In response to the inquiry, the defense counsel filed supplemental briefs asserting that unified court system (UCS) administrators exceeded the authority granted them under the Constitution and relevant statutes when they issued the County Criminal Division directives and that the Supreme Court lacked subject matter jurisdiction to try misdemeanor offenses prosecuted on an information. Relying on the Criminal Law Procedure, the accused men contended that the Supreme Court has the power to adjudicate misdemeanor offenses only when the Grand Jury has included them in an indictment or an accused has waived indictment and agreed to be prosecuted by Superior Court Information (SCI). The Court countered that various provisions of the Constitution and the Judiciary Law expressly allowed Unified Court System administrators to issue the rules relating to transfer of misdemeanor cases to the County Criminal Division Part and, as an arm of Supreme Court, the County Criminal Division possessed the requisite jurisdiction to try the accused parties’ unindicted misdemeanor cases.
In February 2009, in a divided opinion, the Appellate Division reversed a conviction and dismissed the accusatory instrument, crediting the accused man’s jurisdictional arguments. In his dissent, the Judge disagreed with the majority, finding ample constitutional and statutory basis for the issuance of the County Criminal Division directives and concluding that, as a court of general, concurrent jurisdiction, the Supreme Court is empowered to adjudicate misdemeanor cases, regardless of whether the charge is contained in information, an indictment or an SCI. In a separate decision, the four justices that comprised the action, majority reversed one related conviction and dismissed the misdemeanor information, citing the decision in the case. In each case, the Judge granted the Court leave to appeal.

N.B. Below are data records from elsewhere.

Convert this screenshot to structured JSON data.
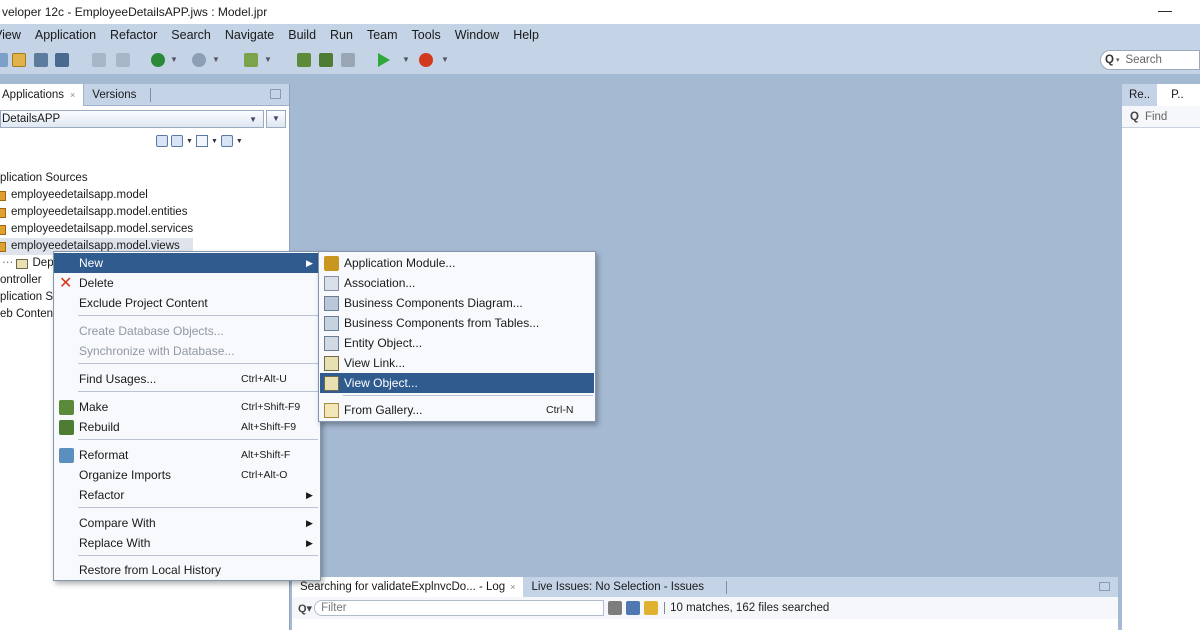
{
  "window": {
    "title": "veloper 12c - EmployeeDetailsAPP.jws : Model.jpr",
    "minimize": "—"
  },
  "menubar": [
    "View",
    "Application",
    "Refactor",
    "Search",
    "Navigate",
    "Build",
    "Run",
    "Team",
    "Tools",
    "Window",
    "Help"
  ],
  "toolbar": {
    "search_placeholder": "Search"
  },
  "left_panel": {
    "tabs": [
      {
        "label": "Applications",
        "close": "×"
      },
      {
        "label": "Versions"
      }
    ],
    "app_selector": "DetailsAPP",
    "tree": [
      "plication Sources",
      "employeedetailsapp.model",
      "employeedetailsapp.model.entities",
      "employeedetailsapp.model.services",
      "employeedetailsapp.model.views",
      "Depa",
      "ontroller",
      "plication So",
      "eb Content"
    ]
  },
  "context_menu": {
    "items": [
      {
        "label": "New",
        "arrow": "▶"
      },
      {
        "label": "Delete"
      },
      {
        "label": "Exclude Project Content"
      },
      {
        "label": "Create Database Objects..."
      },
      {
        "label": "Synchronize with Database..."
      },
      {
        "label": "Find Usages...",
        "shortcut": "Ctrl+Alt-U"
      },
      {
        "label": "Make",
        "shortcut": "Ctrl+Shift-F9"
      },
      {
        "label": "Rebuild",
        "shortcut": "Alt+Shift-F9"
      },
      {
        "label": "Reformat",
        "shortcut": "Alt+Shift-F"
      },
      {
        "label": "Organize Imports",
        "shortcut": "Ctrl+Alt-O"
      },
      {
        "label": "Refactor",
        "arrow": "▶"
      },
      {
        "label": "Compare With",
        "arrow": "▶"
      },
      {
        "label": "Replace With",
        "arrow": "▶"
      },
      {
        "label": "Restore from Local History"
      }
    ]
  },
  "submenu": {
    "items": [
      {
        "label": "Application Module..."
      },
      {
        "label": "Association..."
      },
      {
        "label": "Business Components Diagram..."
      },
      {
        "label": "Business Components from Tables..."
      },
      {
        "label": "Entity Object..."
      },
      {
        "label": "View Link..."
      },
      {
        "label": "View Object..."
      },
      {
        "label": "From Gallery...",
        "shortcut": "Ctrl-N"
      }
    ]
  },
  "right_panel": {
    "tabs": [
      "Re..",
      "P.."
    ],
    "close": "×",
    "find_placeholder": "Find"
  },
  "bottom_panel": {
    "tabs": [
      {
        "label": "Searching for validateExplnvcDo... - Log",
        "close": "×"
      },
      {
        "label": "Live Issues: No Selection - Issues"
      }
    ],
    "filter_placeholder": "Filter",
    "status": "10 matches, 162 files searched"
  },
  "colors": {
    "workspace": "#a4b9d2",
    "chrome": "#c5d3e6",
    "highlight": "#2f5b8e"
  }
}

The Justice System is continuously finding ways to protect women and children who become victims of home-related violence and crimes. Whether you have been accused of domestic violence, sex crimes, or other criminal offense, it is important that you seek legal guidance. Stephen Bilkis and Associates will see to it that any updates on the law would make women and children well-safeguarded.